Gun control groups were strongly in opposition.
Concealed handgun permit holders killed at least seven police officers and 44 private citizens during a two-year period ending in April, according to a study by the Violence Policy Center. "It is beyond irrational for Congress to vote to expand the reach of these deadly laws," said the center's legislative director, Kristen Rand.
Sen. Chuck Schumer, D-N.Y., said the bill would "incite a dangerous race to the bottom in our nation's gun laws." He said his own state, which has strict gun control laws, would have to accept concealed weapons permits from states such as Arizona, which issues permits to people with drinking problems, or Alaska, where people with violent misdemeanor convictions can get permits.
"Folks in Minot, N.D., and New York are going to have different conceptions about what's right for their locality," said Jim Kessler, vice president for policy at Third Way, a centrist think tank that supports gun rights. "In some states you have to show a real need" to get a permit, he said. "In other states you have to show that you can stand on two feet."

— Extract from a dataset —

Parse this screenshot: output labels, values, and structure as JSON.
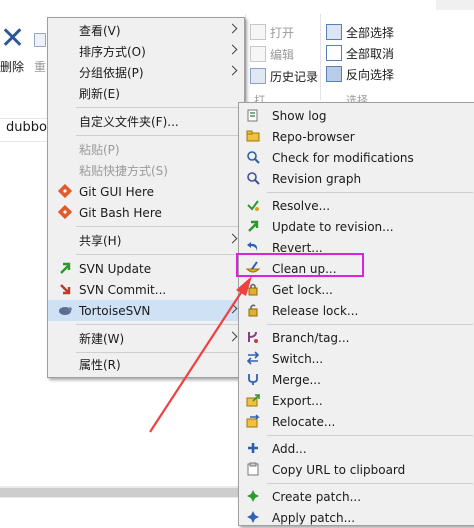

So far this year gun rights advocates have had the clear advantage in Congress. They managed to attach a provision to a credit card bill signed into law that restores the right to carry loaded firearms in national parks, and coupled a Senate vote giving the District of Columbia a vote in the House with a provision effectively ending the District's tough gun control laws.